An intimate memoir (translated by Susan Wilf) of everyday life and Communist power from the first days following the establishment of the PRC in 1949 through the Tiananmen Square protests and after. Kang Zhengguo, born into a professional family, grows up a free spirit finding himself drawn to literature. But in Mao’s China, his background and interests are enough to condemn him at a young age to a fierce struggle session, expulsion from university, and a four-year term of hard labor in Xian’s Number Two Brickyard. Kang then catalogs his extended internment in the Maoist prison camp system. At twenty-eight he is adopted by an aging bachelor in a peasant village, which enables him to start a new life. Rehabilitated after Mao’s death, Kang finds himself still subject to the recurring nightmare of Party authority.

Click here

Blaxploitation Arrives at Praia Grande – Cleopatra Jones and the Casino of Gold (1975) – Paragrafo #83 – in Portuguese

Posted: April 7th, 2024 | No Comments »

My bi-monthly column on Macao and pop-culture for Macao’s Ponto Final and its monthly literary supplement Paragrafo in Portuguese (will be in English later) – Blaxploitation Arrives at Praia Grande – Cleopatra Jones and the Casino of Gold (1975)… if you can read Portuguese here it is…

Illustration by Rui Rasquinho

US-China Telephone Services Commence – 1937

Posted: April 6th, 2024 | No Comments »

US-China telephone services began on May 19 1937. at the time China had about 170,000 telephones installed nationwide. This is a telephone booth and information office built at Hangchow (Hangzhou) and photographed in 1937 for National Geographic magazine by William Robert Moore, a photographer and the chief of the foreign editorial staff at National Geographic during four decades.

Carl Crow on NPR…

Posted: April 5th, 2024 | No Comments »

The great Carl Crow getting a few mentions on NPR this week…click here

Temple of Heaven English Language Signage, 1937

Posted: April 5th, 2024 | No Comments »

The Temple of Heaven around the mid-1930s (phootgraphed by the National Geographic’s Gilbert Grosvenor who was on an extended reporting and photographing trip to Cina at the time) – attracting a variety of Chinese and foreign visitors, as you can see. But what’s that sign…. see below….


Trevor Lawrence’s Shanghai Waterfront

Posted: April 4th, 2024 | No Comments »

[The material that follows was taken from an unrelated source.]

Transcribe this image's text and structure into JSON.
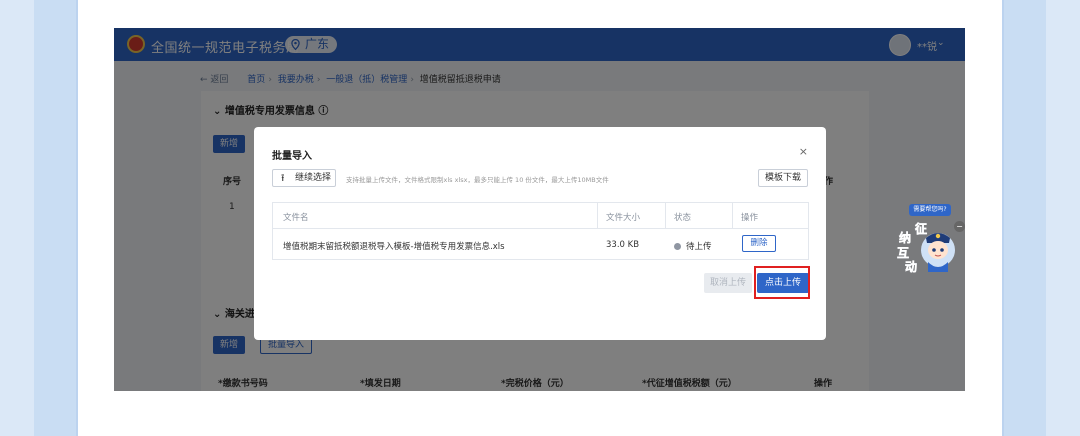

Trevor Lawrence was a British post-war & contemporary artist born in 1944. He worked as an actor, was a good friend of David Bowie’s and commercial artist (advertising art and publishing, magazine illustration to film posters). Born in Watford he was late based in Weymouth. He died in 2012. His work was mostly urban sea/cityscape scene oils on canvas and very distinctive. I don’t think he ever visited Shanghai, but I may be wrong? Anyway here is his painting Shanghai Waterfront.